An attempt to explain a strange discrepancy

MLB: Colorado Rockies at Los Angeles Dodgers Gary A. Vasquez-USA TODAY Sports

With the possible exception of the Twins, the Colorado Rockies are probably the best team story in baseball at the moment. At the beginning of the 2016-17 offseason, the Rockies began to receive some sleeper buzz from the online baseball community. But after some bizarre moves — Ian Desmond at first base? Mike Dunn for how much? — most of the already tepid hype died quickly.

And yet they came out and played like one of the best teams in baseball anyway. Through two full months, they stood alone atop the NL West, ahead of two 2016 playoff teams and the almost equally surprising Arizona Diamondbacks. Though the Dodgers caught up, the Rockies are still playing well and almost everything that could have gone right for the Rockies has gone right.

Notice I said “almost.” There is no such thing as a perfect season, after all. Despite the fact that they are an incredible 11th in team ERA thus far, one of their core rotation pieces, Tyler Anderson, is having a down year. Or he’s having worse results, at least. That’s another important distinction: process vs. results.

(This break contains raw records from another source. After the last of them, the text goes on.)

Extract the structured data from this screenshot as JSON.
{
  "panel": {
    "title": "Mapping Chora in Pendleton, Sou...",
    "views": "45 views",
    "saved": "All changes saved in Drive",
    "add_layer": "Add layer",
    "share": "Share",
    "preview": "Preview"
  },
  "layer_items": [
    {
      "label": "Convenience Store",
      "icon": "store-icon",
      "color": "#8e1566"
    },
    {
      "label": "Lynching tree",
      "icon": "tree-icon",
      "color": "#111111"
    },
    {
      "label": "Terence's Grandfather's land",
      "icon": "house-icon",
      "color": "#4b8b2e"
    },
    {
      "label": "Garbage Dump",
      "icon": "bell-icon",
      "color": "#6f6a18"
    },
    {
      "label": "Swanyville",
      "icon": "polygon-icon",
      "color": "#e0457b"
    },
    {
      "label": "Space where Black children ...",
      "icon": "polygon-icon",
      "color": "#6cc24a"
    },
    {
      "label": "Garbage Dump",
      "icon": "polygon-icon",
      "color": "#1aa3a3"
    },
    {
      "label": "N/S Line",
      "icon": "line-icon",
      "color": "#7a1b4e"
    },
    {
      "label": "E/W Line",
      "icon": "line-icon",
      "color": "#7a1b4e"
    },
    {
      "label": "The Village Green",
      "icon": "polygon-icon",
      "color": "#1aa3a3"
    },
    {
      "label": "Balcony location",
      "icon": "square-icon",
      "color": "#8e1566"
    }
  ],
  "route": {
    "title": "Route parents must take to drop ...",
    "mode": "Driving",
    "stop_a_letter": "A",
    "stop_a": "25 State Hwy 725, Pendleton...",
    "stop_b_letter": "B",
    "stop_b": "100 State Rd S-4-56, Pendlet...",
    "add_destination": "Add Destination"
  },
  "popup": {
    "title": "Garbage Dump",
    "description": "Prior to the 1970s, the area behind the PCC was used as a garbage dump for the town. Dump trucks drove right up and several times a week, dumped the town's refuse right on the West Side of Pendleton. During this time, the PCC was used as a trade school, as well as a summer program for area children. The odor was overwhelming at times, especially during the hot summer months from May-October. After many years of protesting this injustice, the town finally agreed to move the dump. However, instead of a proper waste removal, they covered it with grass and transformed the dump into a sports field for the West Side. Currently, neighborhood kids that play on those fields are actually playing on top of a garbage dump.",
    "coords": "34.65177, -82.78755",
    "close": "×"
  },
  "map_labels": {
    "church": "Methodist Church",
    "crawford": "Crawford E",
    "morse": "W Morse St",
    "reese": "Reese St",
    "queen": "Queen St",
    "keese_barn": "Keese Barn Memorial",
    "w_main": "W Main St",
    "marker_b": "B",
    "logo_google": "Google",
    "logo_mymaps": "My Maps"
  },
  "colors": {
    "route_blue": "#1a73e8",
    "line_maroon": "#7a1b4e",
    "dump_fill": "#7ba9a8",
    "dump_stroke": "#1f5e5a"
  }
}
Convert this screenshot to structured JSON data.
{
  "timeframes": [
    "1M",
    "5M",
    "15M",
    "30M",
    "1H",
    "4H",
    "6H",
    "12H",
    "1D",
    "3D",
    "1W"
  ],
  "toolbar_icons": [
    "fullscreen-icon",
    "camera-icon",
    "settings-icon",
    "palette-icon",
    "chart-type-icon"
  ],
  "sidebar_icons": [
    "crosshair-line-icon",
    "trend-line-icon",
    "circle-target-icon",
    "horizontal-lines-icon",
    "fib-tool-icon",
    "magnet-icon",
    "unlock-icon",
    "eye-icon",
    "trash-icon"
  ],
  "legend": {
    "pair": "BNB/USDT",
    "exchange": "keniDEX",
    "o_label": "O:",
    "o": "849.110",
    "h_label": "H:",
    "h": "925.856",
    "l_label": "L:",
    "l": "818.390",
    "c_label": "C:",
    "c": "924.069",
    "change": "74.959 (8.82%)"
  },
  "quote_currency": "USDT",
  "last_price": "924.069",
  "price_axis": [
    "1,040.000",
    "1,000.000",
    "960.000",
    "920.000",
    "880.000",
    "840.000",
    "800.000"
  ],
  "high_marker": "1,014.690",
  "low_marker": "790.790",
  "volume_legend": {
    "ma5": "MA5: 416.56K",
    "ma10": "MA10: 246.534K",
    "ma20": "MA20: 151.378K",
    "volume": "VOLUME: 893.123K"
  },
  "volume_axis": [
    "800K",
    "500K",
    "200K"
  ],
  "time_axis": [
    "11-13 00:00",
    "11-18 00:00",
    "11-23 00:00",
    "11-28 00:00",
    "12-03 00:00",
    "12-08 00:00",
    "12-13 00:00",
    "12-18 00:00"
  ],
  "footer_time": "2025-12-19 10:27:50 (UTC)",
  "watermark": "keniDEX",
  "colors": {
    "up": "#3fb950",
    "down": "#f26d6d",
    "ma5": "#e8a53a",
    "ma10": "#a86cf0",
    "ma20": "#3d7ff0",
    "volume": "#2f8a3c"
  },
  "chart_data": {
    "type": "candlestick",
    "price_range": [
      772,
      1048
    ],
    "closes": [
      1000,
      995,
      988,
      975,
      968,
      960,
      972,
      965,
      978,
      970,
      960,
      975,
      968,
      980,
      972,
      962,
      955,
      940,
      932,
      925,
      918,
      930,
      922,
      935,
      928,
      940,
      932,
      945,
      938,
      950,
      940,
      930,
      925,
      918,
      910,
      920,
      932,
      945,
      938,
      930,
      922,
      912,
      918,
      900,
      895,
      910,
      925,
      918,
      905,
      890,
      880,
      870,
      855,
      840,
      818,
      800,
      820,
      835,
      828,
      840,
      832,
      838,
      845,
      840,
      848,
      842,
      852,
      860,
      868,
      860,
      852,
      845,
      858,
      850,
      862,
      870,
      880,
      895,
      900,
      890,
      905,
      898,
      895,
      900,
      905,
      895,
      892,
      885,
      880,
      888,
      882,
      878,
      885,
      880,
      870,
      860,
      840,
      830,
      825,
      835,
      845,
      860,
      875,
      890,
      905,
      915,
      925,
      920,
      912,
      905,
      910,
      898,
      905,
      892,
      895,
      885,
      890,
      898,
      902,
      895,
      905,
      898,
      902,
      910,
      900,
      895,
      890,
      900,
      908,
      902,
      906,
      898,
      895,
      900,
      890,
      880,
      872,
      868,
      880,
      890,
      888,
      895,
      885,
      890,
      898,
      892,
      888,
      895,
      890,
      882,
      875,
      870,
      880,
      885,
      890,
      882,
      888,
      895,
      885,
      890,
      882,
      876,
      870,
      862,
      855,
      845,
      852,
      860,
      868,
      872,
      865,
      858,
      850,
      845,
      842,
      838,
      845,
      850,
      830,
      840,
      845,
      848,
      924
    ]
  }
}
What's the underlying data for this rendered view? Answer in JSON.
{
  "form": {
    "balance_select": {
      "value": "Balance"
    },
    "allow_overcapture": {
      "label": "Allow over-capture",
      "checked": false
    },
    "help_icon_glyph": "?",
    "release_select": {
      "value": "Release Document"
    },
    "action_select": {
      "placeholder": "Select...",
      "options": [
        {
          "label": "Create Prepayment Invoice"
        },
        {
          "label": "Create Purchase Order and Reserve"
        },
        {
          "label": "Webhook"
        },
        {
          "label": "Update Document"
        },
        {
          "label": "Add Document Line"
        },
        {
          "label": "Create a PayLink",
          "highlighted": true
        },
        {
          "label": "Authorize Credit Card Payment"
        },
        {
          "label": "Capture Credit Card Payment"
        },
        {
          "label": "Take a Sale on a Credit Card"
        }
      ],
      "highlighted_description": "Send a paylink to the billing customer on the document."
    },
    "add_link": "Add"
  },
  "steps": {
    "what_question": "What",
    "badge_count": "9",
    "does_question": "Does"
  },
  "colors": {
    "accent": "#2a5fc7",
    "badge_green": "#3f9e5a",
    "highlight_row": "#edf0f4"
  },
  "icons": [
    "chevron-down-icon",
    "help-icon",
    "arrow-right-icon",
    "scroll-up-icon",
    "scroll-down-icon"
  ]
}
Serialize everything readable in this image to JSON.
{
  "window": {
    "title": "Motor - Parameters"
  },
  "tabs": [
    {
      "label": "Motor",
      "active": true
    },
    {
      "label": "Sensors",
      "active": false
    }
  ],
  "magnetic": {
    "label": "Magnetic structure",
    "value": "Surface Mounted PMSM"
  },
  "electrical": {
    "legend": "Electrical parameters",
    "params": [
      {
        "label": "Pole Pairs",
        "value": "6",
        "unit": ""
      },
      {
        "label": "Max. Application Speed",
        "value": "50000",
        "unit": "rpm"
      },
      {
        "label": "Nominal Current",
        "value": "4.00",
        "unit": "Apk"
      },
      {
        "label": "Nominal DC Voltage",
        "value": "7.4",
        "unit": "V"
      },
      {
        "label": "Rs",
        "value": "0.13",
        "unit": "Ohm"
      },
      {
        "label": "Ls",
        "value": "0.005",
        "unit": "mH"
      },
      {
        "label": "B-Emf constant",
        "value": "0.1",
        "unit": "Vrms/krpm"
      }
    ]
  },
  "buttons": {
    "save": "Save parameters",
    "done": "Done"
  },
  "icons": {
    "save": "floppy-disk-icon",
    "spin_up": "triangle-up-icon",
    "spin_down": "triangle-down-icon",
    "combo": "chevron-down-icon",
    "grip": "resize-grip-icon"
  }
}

Let me explain why, at least as it relates to Anderson. Back in February, my colleague (boss?) Ryan Romano noticed something interesting about Anderson’s approach and results. I encourage you to read the full piece, but I’ll summarize the article as best I can: despite average stuff, Anderson was among the league leaders in percentage of balls in play classified as soft contact. In fact, Ryan gave him the moniker “King of soft contact” for his efforts.

In that sense, not much has changed for Anderson in 2017. His Soft, Medium, and Hard contact numbers — as classified by FanGraphs — are almost identical. By Statcast’s exit velocity, he’s actually shaved almost a full mile per hour off his 2016 figure. So why, then, is his ERA nearly five and a half?

Well the answer to that question, at least, is not hard to find. All you have to do is scroll down to Anderson’s home run to fly ball ratio and there you have it. From 12.4 percent in 2016 to 25 percent in 2017. That’s more than double, for you math majors out there.

But we just talked about how Anderson’s soft contact rate is static, and how his average exit velocity is slower than it was last year. So what gives?

One obvious possible explanation, as it is for all Rockies players, is Coors Field. Balls that wouldn’t be hit hard enough to get over the fences in other parks get in that thin Denver air and don’t come down until they’re banging against the bleachers. Since exit velocities began to be tracked in 2015, home runs at Coors have had the fifth slowest EV despite the fact that its outfield is the biggest in baseball.

So perhaps that’s it. Anderson is just yet another victim of playing half his games a mile above the ocean. But there could be other explanations, too. Another possibility is that despite Anderson’s overall ability to avoid hard contact, because of his soft tossing stuff, when he gets squared up, he really gets squared up.

The 12 homers he’s allowed this season have been hit an average of 104.9 miles per hour, which is 1.3 miles per hour above the league average dinger. Just take a stroll through the home runs he’s allowed in 2017; there aren’t a lot of cheapies in there. But then again, the average home run off Anderson in 2016 was less than 100 miles per hour, so that could be a bit of randomness.

And that leads to our final, and most probable, explanation for Anderson’s home run problems. He’s just getting unlucky. That’s boring, I know, but the panacea is probably just simple regression and patience.

Look at Anderson’s xFIP, for example. Last year it was 3.64. This year it’s 3.57. That’s basically identical. For those unfamiliar with the stat, xFIP “replaces a pitcher’s home run total with an estimate of how many home runs they should have allowed given the number of fly balls they surrendered while assuming a league average home run to fly ball percentage (between 9 and 10 percent depending on the year).”

In other words, Anderson is basically the same guy but owed some positive regression by the baseball universe. Despite pitching in Coors, that’ll come at some point.

Fortunately for the Rockies, they’ve built this cushion without one of their nominally top starters providing them with the kind of results they expected coming into the year. If Anderson can sort himself out, they might not just keep pace in the NL West, but they very well could win the whole damn thing.

. . .

Joe Clarkin is a featured writer for Beyond the Box Score. You can follow him on Twitter at @Joe_Clarkin.